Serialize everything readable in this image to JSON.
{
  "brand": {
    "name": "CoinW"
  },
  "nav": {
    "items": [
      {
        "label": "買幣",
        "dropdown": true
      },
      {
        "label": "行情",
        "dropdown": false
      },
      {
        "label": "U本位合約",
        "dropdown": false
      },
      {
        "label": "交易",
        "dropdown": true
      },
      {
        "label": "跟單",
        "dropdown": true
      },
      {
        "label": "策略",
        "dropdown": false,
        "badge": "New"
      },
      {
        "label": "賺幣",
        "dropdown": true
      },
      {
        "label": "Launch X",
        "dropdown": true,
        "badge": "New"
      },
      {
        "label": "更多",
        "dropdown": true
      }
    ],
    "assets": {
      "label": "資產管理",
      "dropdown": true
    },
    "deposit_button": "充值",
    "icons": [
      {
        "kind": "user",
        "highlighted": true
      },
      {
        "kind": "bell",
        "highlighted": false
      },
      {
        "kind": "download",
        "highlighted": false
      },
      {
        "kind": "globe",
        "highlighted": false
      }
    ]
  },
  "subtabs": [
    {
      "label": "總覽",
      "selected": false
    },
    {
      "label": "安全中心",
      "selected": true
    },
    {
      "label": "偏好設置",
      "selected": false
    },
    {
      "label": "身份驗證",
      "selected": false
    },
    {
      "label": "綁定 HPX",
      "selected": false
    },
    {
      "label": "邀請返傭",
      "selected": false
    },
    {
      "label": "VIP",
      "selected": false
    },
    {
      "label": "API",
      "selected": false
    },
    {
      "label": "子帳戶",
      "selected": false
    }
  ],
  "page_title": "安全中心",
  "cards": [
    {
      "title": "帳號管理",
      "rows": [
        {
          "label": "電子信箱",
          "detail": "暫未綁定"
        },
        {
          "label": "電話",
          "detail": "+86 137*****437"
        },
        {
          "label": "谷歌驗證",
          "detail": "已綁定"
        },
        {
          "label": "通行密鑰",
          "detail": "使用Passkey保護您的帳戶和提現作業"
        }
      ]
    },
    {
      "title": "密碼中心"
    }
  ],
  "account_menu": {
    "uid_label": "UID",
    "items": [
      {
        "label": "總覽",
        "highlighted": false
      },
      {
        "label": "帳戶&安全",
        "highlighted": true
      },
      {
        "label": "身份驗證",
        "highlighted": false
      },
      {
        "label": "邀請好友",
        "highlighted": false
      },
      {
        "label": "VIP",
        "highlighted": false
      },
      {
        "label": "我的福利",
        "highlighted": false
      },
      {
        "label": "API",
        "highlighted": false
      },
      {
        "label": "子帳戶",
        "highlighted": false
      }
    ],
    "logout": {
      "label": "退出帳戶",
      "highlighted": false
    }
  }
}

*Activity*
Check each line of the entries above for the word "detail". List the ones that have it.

*Output for this task*
          "detail": "暫未綁定"
          "detail": "+86 137*****437"
          "detail": "已綁定"
          "detail": "使用Passkey保護您的帳戶和提現作業"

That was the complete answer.